The farmers did not go to court to get $50,000 but to save their land from foreclosure by the USDA. However, Judge Friedman, completely disregarded Mr. Abrams and the other 300 Black farmers at the “fairness hearings” as they complained against the “consent decree”.

So even after bringing the government to court in 1997 and proving that they were discriminated against by the USDA in terms of financial loans and government subsidies, only 10 percent of the 19,000 Black farmers on the books of the USDA were given any relief in the two Pigford Black farmer lawsuits. Even those who prevailed initially in the lawsuit and had their debts to the USDA cancelled, found themselves thrown off of their land by the USDA three years later, in spite of what was written, while the media turned the other way. As we write, the Native Americans and Hispanic Americans are receiving some measure of relief, but the Black farmers have been treated like criminals as they beg Congress to give back the land that was stolen from them by the government and families of USDA employees. In the meantime, White family farmers have been chosen to be next in the slaughter as they choose between leaving their farms or becoming sharecroppers for the Monsanto’s, DuPont’s, ADM’s and ConAgra’s of the New World Order.

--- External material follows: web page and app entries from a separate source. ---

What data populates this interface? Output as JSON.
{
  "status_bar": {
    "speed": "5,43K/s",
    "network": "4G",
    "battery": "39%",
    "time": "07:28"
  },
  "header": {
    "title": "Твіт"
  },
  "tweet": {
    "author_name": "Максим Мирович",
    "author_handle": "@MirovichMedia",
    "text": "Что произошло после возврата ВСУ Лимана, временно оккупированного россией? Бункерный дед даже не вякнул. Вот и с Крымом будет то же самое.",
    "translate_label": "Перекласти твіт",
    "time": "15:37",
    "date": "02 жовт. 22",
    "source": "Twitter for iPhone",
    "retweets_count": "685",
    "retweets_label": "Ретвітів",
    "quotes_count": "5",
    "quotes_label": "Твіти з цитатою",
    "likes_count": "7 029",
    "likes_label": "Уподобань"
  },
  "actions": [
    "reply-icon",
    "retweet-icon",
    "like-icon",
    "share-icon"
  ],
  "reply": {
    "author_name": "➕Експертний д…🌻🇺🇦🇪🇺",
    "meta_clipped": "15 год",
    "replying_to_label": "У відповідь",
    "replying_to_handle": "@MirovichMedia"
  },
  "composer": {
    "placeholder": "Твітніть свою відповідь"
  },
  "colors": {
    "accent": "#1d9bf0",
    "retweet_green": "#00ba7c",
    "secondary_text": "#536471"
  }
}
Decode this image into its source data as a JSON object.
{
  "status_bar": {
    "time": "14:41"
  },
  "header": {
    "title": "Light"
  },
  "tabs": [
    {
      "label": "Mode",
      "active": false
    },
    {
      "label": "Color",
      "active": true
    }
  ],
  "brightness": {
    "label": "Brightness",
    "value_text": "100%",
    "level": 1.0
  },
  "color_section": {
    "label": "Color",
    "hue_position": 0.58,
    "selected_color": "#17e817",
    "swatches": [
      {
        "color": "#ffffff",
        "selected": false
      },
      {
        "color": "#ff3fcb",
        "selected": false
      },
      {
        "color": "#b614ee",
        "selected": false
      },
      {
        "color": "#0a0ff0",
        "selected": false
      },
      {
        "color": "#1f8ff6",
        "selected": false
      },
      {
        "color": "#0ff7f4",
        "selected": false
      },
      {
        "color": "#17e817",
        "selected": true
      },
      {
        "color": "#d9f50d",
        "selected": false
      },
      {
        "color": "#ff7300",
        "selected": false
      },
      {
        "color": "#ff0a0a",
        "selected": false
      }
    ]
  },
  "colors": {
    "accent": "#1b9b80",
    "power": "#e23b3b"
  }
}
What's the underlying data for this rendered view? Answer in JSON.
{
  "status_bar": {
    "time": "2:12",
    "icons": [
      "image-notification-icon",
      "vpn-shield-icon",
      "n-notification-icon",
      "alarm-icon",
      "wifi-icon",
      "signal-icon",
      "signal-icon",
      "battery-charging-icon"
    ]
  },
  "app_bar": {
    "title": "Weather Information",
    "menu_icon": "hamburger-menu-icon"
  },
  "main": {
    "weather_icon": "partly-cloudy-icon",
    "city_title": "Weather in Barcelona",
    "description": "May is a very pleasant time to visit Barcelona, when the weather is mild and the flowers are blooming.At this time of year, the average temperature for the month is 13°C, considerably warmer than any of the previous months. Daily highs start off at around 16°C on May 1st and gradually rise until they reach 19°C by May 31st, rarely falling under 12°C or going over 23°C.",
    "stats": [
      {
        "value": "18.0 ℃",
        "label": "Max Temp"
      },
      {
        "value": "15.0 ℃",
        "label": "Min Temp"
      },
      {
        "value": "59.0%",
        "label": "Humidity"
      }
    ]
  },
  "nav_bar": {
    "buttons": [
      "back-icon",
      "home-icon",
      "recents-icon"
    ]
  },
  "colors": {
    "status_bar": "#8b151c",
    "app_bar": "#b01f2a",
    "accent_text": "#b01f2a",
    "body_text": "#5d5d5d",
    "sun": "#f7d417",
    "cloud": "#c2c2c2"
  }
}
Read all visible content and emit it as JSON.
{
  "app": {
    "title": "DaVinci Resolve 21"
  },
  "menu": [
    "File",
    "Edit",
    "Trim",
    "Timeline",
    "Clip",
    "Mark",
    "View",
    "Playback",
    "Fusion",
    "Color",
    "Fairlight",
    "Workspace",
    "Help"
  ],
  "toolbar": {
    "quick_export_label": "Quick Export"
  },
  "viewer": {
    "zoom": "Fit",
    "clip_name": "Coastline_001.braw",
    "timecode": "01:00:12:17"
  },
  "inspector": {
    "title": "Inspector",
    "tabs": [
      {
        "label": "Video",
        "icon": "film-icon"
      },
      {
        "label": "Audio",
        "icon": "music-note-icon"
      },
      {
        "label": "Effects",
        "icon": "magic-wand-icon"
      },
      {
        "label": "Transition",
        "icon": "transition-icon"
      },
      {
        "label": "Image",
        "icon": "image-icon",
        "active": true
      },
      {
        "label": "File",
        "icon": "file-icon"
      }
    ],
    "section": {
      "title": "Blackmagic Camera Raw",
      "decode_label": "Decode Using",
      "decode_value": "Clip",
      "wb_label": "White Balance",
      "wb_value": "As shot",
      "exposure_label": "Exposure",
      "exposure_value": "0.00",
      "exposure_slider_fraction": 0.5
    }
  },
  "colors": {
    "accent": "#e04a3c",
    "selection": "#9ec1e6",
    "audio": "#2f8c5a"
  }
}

(Dr. Ridgely A. Mu’min Muhammad, Agricultural Economist, National Student Minister of Agriculture, Manager of Muhammad Farms. He can be reached at [email protected].)